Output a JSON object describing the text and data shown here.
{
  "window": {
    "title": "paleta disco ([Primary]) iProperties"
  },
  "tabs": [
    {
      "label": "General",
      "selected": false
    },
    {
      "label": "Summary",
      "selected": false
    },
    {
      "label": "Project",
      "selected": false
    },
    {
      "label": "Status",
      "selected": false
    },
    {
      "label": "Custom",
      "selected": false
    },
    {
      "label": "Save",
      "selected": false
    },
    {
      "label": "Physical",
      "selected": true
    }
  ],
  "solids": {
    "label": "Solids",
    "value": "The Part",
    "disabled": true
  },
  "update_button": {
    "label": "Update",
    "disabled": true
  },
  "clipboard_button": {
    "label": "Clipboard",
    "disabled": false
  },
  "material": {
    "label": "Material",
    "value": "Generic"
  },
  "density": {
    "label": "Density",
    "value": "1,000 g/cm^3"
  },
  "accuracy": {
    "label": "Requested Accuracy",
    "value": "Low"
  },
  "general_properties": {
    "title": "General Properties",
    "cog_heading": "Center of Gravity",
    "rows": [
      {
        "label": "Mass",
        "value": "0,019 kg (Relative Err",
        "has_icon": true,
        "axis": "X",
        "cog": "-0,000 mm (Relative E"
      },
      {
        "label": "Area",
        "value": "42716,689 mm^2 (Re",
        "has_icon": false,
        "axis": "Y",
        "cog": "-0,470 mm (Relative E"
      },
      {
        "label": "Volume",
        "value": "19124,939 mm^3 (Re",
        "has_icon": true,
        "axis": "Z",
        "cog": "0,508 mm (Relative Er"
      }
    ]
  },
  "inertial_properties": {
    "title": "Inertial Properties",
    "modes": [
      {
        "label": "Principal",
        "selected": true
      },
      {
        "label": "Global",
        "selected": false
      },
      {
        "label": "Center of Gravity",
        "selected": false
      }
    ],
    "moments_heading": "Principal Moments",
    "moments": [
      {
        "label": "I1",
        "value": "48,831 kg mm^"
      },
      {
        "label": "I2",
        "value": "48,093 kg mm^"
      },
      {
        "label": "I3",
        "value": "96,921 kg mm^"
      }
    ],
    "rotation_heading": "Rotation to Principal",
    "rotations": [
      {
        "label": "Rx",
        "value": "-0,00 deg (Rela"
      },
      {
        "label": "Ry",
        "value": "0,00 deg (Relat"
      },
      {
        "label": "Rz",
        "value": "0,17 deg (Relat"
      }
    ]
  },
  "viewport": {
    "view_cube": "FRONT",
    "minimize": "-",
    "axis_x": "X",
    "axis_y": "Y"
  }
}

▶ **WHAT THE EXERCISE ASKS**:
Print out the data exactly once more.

▶ **RESULT OF THE TASK**:
Output a JSON object describing the text and data shown here.
{
  "window": {
    "title": "paleta disco ([Primary]) iProperties"
  },
  "tabs": [
    {
      "label": "General",
      "selected": false
    },
    {
      "label": "Summary",
      "selected": false
    },
    {
      "label": "Project",
      "selected": false
    },
    {
      "label": "Status",
      "selected": false
    },
    {
      "label": "Custom",
      "selected": false
    },
    {
      "label": "Save",
      "selected": false
    },
    {
      "label": "Physical",
      "selected": true
    }
  ],
  "solids": {
    "label": "Solids",
    "value": "The Part",
    "disabled": true
  },
  "update_button": {
    "label": "Update",
    "disabled": true
  },
  "clipboard_button": {
    "label": "Clipboard",
    "disabled": false
  },
  "material": {
    "label": "Material",
    "value": "Generic"
  },
  "density": {
    "label": "Density",
    "value": "1,000 g/cm^3"
  },
  "accuracy": {
    "label": "Requested Accuracy",
    "value": "Low"
  },
  "general_properties": {
    "title": "General Properties",
    "cog_heading": "Center of Gravity",
    "rows": [
      {
        "label": "Mass",
        "value": "0,019 kg (Relative Err",
        "has_icon": true,
        "axis": "X",
        "cog": "-0,000 mm (Relative E"
      },
      {
        "label": "Area",
        "value": "42716,689 mm^2 (Re",
        "has_icon": false,
        "axis": "Y",
        "cog": "-0,470 mm (Relative E"
      },
      {
        "label": "Volume",
        "value": "19124,939 mm^3 (Re",
        "has_icon": true,
        "axis": "Z",
        "cog": "0,508 mm (Relative Er"
      }
    ]
  },
  "inertial_properties": {
    "title": "Inertial Properties",
    "modes": [
      {
        "label": "Principal",
        "selected": true
      },
      {
        "label": "Global",
        "selected": false
      },
      {
        "label": "Center of Gravity",
        "selected": false
      }
    ],
    "moments_heading": "Principal Moments",
    "moments": [
      {
        "label": "I1",
        "value": "48,831 kg mm^"
      },
      {
        "label": "I2",
        "value": "48,093 kg mm^"
      },
      {
        "label": "I3",
        "value": "96,921 kg mm^"
      }
    ],
    "rotation_heading": "Rotation to Principal",
    "rotations": [
      {
        "label": "Rx",
        "value": "-0,00 deg (Rela"
      },
      {
        "label": "Ry",
        "value": "0,00 deg (Relat"
      },
      {
        "label": "Rz",
        "value": "0,17 deg (Relat"
      }
    ]
  },
  "viewport": {
    "view_cube": "FRONT",
    "minimize": "-",
    "axis_x": "X",
    "axis_y": "Y"
  }
}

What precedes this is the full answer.